The Great Depression was a long-lasting economic tailspin that began on a day forever known as Black Tuesday (“The Great Depression”). On October 29, 1929, the Great Depression had begun after the country’s stock market, which had been rising rapidly, suddenly crashed (“New Deal.” History). This long depression officially lasted ten years, from 1929-1939 (“The Great Depression”). Many Americans believed it was wiser to to act than do

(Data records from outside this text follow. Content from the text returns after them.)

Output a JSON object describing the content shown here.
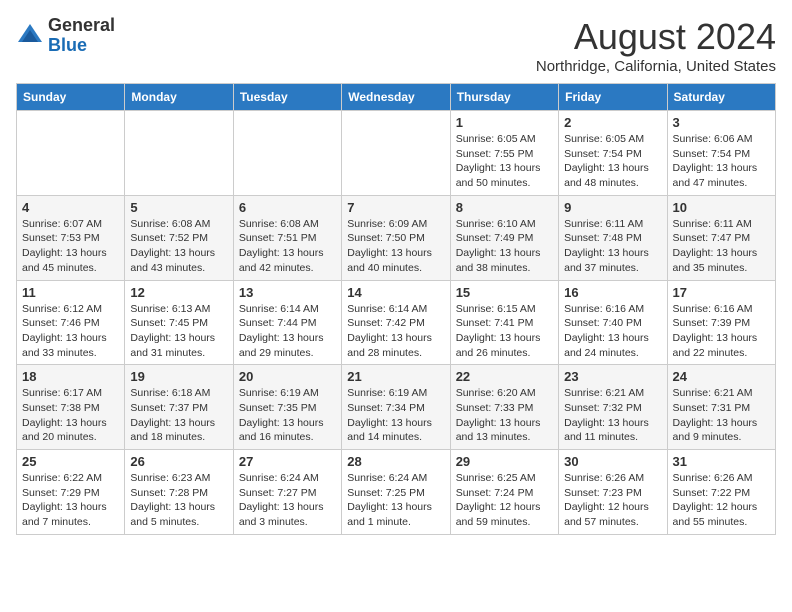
{
  "header": {
    "logo_general": "General",
    "logo_blue": "Blue",
    "month": "August 2024",
    "location": "Northridge, California, United States"
  },
  "calendar": {
    "days_of_week": [
      "Sunday",
      "Monday",
      "Tuesday",
      "Wednesday",
      "Thursday",
      "Friday",
      "Saturday"
    ],
    "weeks": [
      [
        {
          "day": "",
          "info": ""
        },
        {
          "day": "",
          "info": ""
        },
        {
          "day": "",
          "info": ""
        },
        {
          "day": "",
          "info": ""
        },
        {
          "day": "1",
          "info": "Sunrise: 6:05 AM\nSunset: 7:55 PM\nDaylight: 13 hours\nand 50 minutes."
        },
        {
          "day": "2",
          "info": "Sunrise: 6:05 AM\nSunset: 7:54 PM\nDaylight: 13 hours\nand 48 minutes."
        },
        {
          "day": "3",
          "info": "Sunrise: 6:06 AM\nSunset: 7:54 PM\nDaylight: 13 hours\nand 47 minutes."
        }
      ],
      [
        {
          "day": "4",
          "info": "Sunrise: 6:07 AM\nSunset: 7:53 PM\nDaylight: 13 hours\nand 45 minutes."
        },
        {
          "day": "5",
          "info": "Sunrise: 6:08 AM\nSunset: 7:52 PM\nDaylight: 13 hours\nand 43 minutes."
        },
        {
          "day": "6",
          "info": "Sunrise: 6:08 AM\nSunset: 7:51 PM\nDaylight: 13 hours\nand 42 minutes."
        },
        {
          "day": "7",
          "info": "Sunrise: 6:09 AM\nSunset: 7:50 PM\nDaylight: 13 hours\nand 40 minutes."
        },
        {
          "day": "8",
          "info": "Sunrise: 6:10 AM\nSunset: 7:49 PM\nDaylight: 13 hours\nand 38 minutes."
        },
        {
          "day": "9",
          "info": "Sunrise: 6:11 AM\nSunset: 7:48 PM\nDaylight: 13 hours\nand 37 minutes."
        },
        {
          "day": "10",
          "info": "Sunrise: 6:11 AM\nSunset: 7:47 PM\nDaylight: 13 hours\nand 35 minutes."
        }
      ],
      [
        {
          "day": "11",
          "info": "Sunrise: 6:12 AM\nSunset: 7:46 PM\nDaylight: 13 hours\nand 33 minutes."
        },
        {
          "day": "12",
          "info": "Sunrise: 6:13 AM\nSunset: 7:45 PM\nDaylight: 13 hours\nand 31 minutes."
        },
        {
          "day": "13",
          "info": "Sunrise: 6:14 AM\nSunset: 7:44 PM\nDaylight: 13 hours\nand 29 minutes."
        },
        {
          "day": "14",
          "info": "Sunrise: 6:14 AM\nSunset: 7:42 PM\nDaylight: 13 hours\nand 28 minutes."
        },
        {
          "day": "15",
          "info": "Sunrise: 6:15 AM\nSunset: 7:41 PM\nDaylight: 13 hours\nand 26 minutes."
        },
        {
          "day": "16",
          "info": "Sunrise: 6:16 AM\nSunset: 7:40 PM\nDaylight: 13 hours\nand 24 minutes."
        },
        {
          "day": "17",
          "info": "Sunrise: 6:16 AM\nSunset: 7:39 PM\nDaylight: 13 hours\nand 22 minutes."
        }
      ],
      [
        {
          "day": "18",
          "info": "Sunrise: 6:17 AM\nSunset: 7:38 PM\nDaylight: 13 hours\nand 20 minutes."
        },
        {
          "day": "19",
          "info": "Sunrise: 6:18 AM\nSunset: 7:37 PM\nDaylight: 13 hours\nand 18 minutes."
        },
        {
          "day": "20",
          "info": "Sunrise: 6:19 AM\nSunset: 7:35 PM\nDaylight: 13 hours\nand 16 minutes."
        },
        {
          "day": "21",
          "info": "Sunrise: 6:19 AM\nSunset: 7:34 PM\nDaylight: 13 hours\nand 14 minutes."
        },
        {
          "day": "22",
          "info": "Sunrise: 6:20 AM\nSunset: 7:33 PM\nDaylight: 13 hours\nand 13 minutes."
        },
        {
          "day": "23",
          "info": "Sunrise: 6:21 AM\nSunset: 7:32 PM\nDaylight: 13 hours\nand 11 minutes."
        },
        {
          "day": "24",
          "info": "Sunrise: 6:21 AM\nSunset: 7:31 PM\nDaylight: 13 hours\nand 9 minutes."
        }
      ],
      [
        {
          "day": "25",
          "info": "Sunrise: 6:22 AM\nSunset: 7:29 PM\nDaylight: 13 hours\nand 7 minutes."
        },
        {
          "day": "26",
          "info": "Sunrise: 6:23 AM\nSunset: 7:28 PM\nDaylight: 13 hours\nand 5 minutes."
        },
        {
          "day": "27",
          "info": "Sunrise: 6:24 AM\nSunset: 7:27 PM\nDaylight: 13 hours\nand 3 minutes."
        },
        {
          "day": "28",
          "info": "Sunrise: 6:24 AM\nSunset: 7:25 PM\nDaylight: 13 hours\nand 1 minute."
        },
        {
          "day": "29",
          "info": "Sunrise: 6:25 AM\nSunset: 7:24 PM\nDaylight: 12 hours\nand 59 minutes."
        },
        {
          "day": "30",
          "info": "Sunrise: 6:26 AM\nSunset: 7:23 PM\nDaylight: 12 hours\nand 57 minutes."
        },
        {
          "day": "31",
          "info": "Sunrise: 6:26 AM\nSunset: 7:22 PM\nDaylight: 12 hours\nand 55 minutes."
        }
      ]
    ]
  }
}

Most of the reasons concerning agrarian discontent in the late nineteenth century stem from supposed threats posed by monopolies and trusts, railroads, money shortages and the demonetization of silver, though in many cases their complaints were not valid. The American farmer at this time already had his fair share of problems, perhaps even perceived as unfair in regards to the success industrialized businessmen were experiencing. Nevertheless, crops such as cotton and wheat, which were once the staples of an agricultural society, were selling at such low prices that it was nearly impossible for farmers to make a profit off them, especially since some had invested a great deal of money in modern equipment that would allow them to produce twice as many goods. Furthermore, improvements in transportation allowed foreign competition to emerge, making it harder for American Farmers to not only dispose of surplus crop, but to transport crops period. Finally, years of drought in the Midwest and the degeneration of business in the 1890's devastated many of the nation's farmers, and as a result of this agricultural depression' many farm groups, most notably the Populist Party, arose to fight what farmers saw as the reasons for the decline of agriculture.
The 1930’s brought about economic disaster for the United States. Unemployment levels soared to 25%. (SSA) Suddenly there were all types of people who were unable to meet their own needs. People could no longer justify economic failure as moral defects. Economic disaster became so widespread during the Great Depression th...

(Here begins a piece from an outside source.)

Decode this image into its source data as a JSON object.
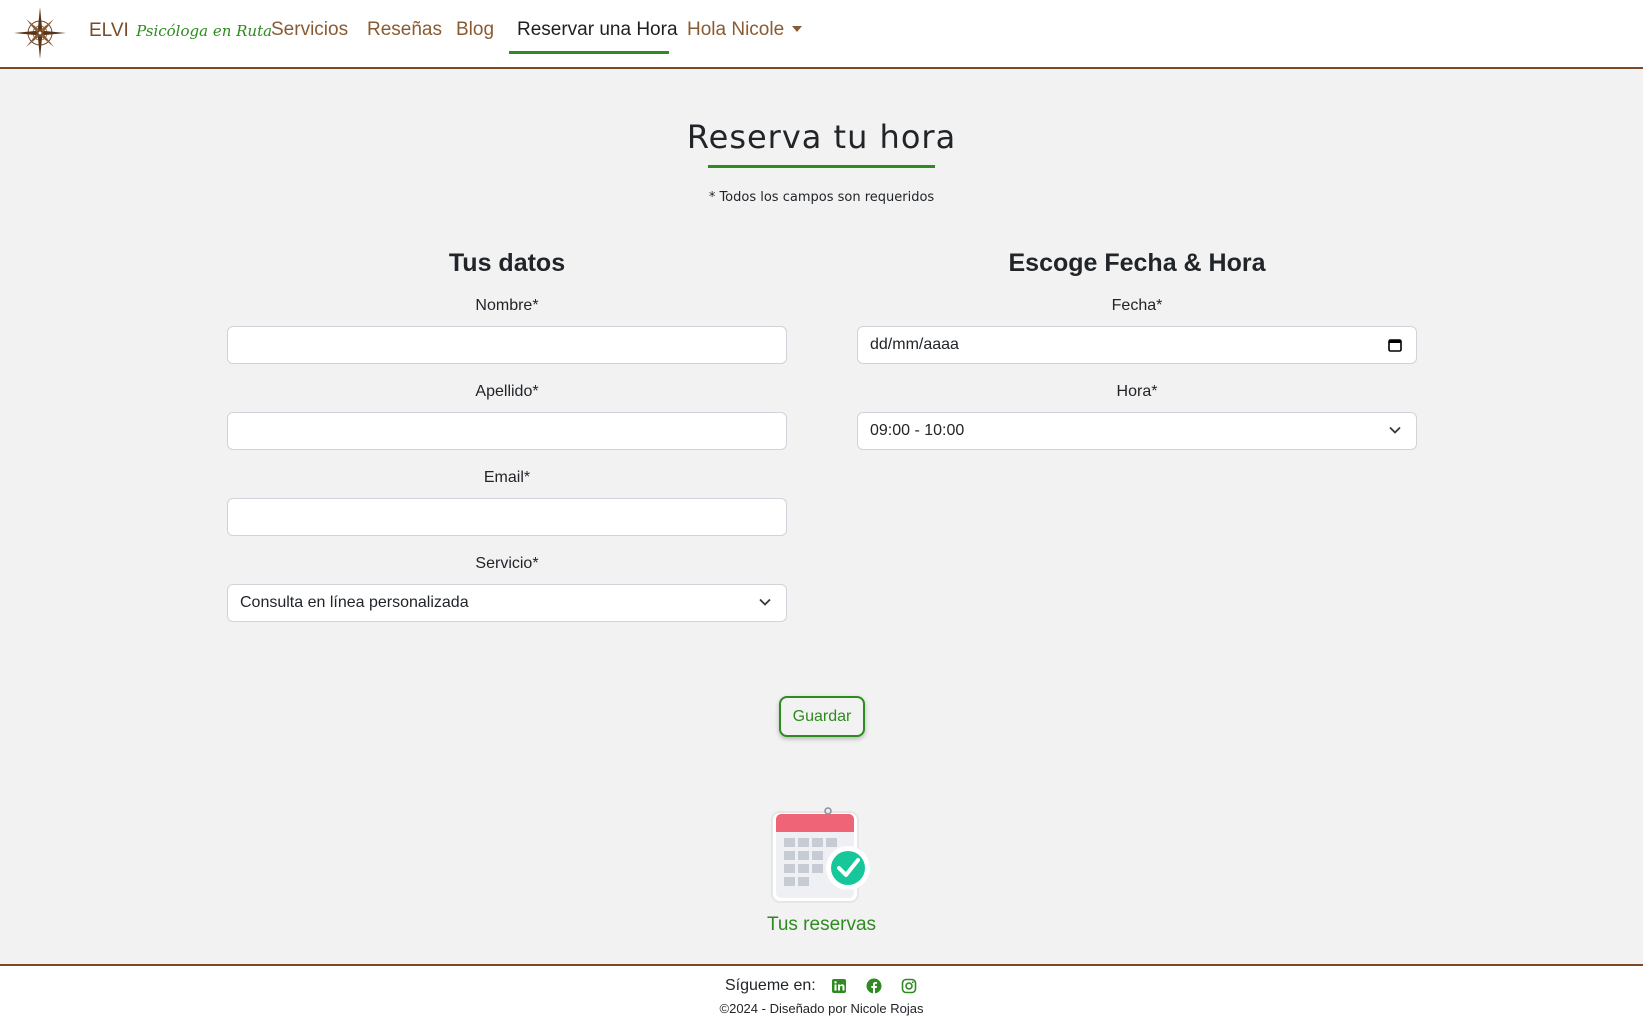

The Great Depression was hard on all who lived in that time. This paper is based on 3 different events that happened during or after the depression. This article will talk about the life of a child in the city, a child of a farmer, and a political view of the Great Depression. The Depression started in the late 1920’s and early 1930’s. The stock market crashed and families were plunged into debt. Families that couldn’t pay off debt were put in a crisis as they had to pay off the debt or lose their home and property. The first character I will tell you about is about a young boy in a city, with the Great Depression raging all around him.

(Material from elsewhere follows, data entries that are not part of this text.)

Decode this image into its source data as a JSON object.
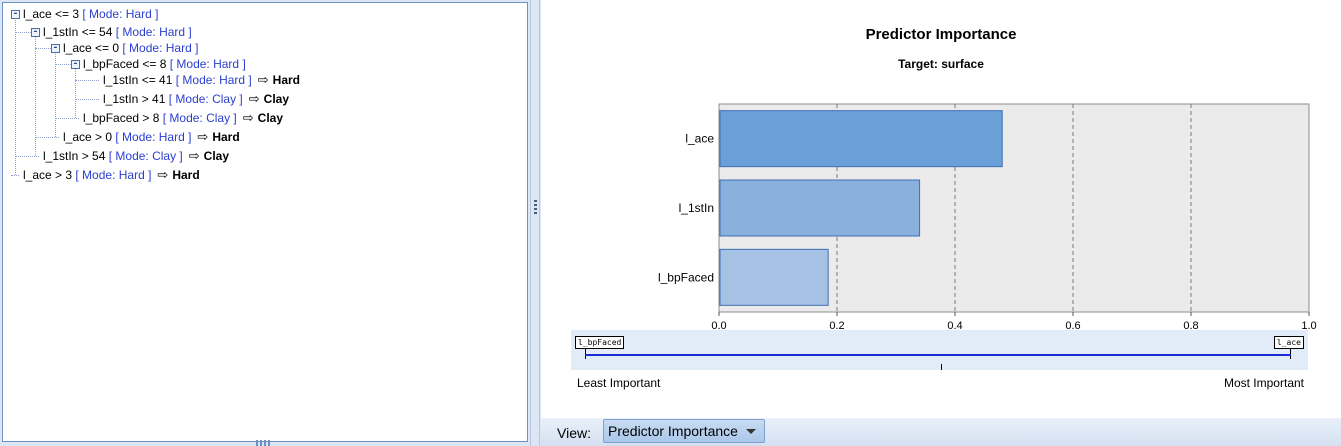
{
  "tree": {
    "nodes": [
      {
        "label": "l_ace <= 3",
        "mode": "[ Mode: Hard ]",
        "prediction": ""
      },
      {
        "label": "l_1stIn <= 54",
        "mode": "[ Mode: Hard ]",
        "prediction": ""
      },
      {
        "label": "l_ace <= 0",
        "mode": "[ Mode: Hard ]",
        "prediction": ""
      },
      {
        "label": "l_bpFaced <= 8",
        "mode": "[ Mode: Hard ]",
        "prediction": ""
      },
      {
        "label": "l_1stIn <= 41",
        "mode": "[ Mode: Hard ]",
        "prediction": "Hard"
      },
      {
        "label": "l_1stIn > 41",
        "mode": "[ Mode: Clay ]",
        "prediction": "Clay"
      },
      {
        "label": "l_bpFaced > 8",
        "mode": "[ Mode: Clay ]",
        "prediction": "Clay"
      },
      {
        "label": "l_ace > 0",
        "mode": "[ Mode: Hard ]",
        "prediction": "Hard"
      },
      {
        "label": "l_1stIn > 54",
        "mode": "[ Mode: Clay ]",
        "prediction": "Clay"
      },
      {
        "label": "l_ace > 3",
        "mode": "[ Mode: Hard ]",
        "prediction": "Hard"
      }
    ],
    "arrow_glyph": "⇨",
    "expander_glyph": "-"
  },
  "chart_data": {
    "type": "bar",
    "orientation": "horizontal",
    "title": "Predictor Importance",
    "subtitle": "Target: surface",
    "categories": [
      "l_ace",
      "l_1stIn",
      "l_bpFaced"
    ],
    "values": [
      0.48,
      0.34,
      0.185
    ],
    "xlim": [
      0,
      1.0
    ],
    "xticks": [
      "0.0",
      "0.2",
      "0.4",
      "0.6",
      "0.8",
      "1.0"
    ],
    "grid": "vertical dashed",
    "colors": [
      "#6a9fd8",
      "#8ab0de",
      "#a5c2e4"
    ],
    "background": "#ebebeb"
  },
  "slider": {
    "left_tag": "l_bpFaced",
    "right_tag": "l_ace",
    "least_label": "Least Important",
    "most_label": "Most Important"
  },
  "footer": {
    "view_label": "View:",
    "view_value": "Predictor Importance"
  }
}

The Great Depression was the deepest and longest-lasting economic downfall in the history of the United Sates. No event has yet to rival The Great Depression to the present day today although we have had recessions in the past, and some economic panics, fears. Thankfully the United States of America has had its shares of experiences from the foundation of this country and throughout its growth many economic crises have occurred. In the United States, the Great Depression began soon after the stock market crash of October 1929, which sent Wall Street into a panic and wiped out millions of investors ("The Great Depression."). In turn from this single tragic event, numerous amounts of chain reactions occurred.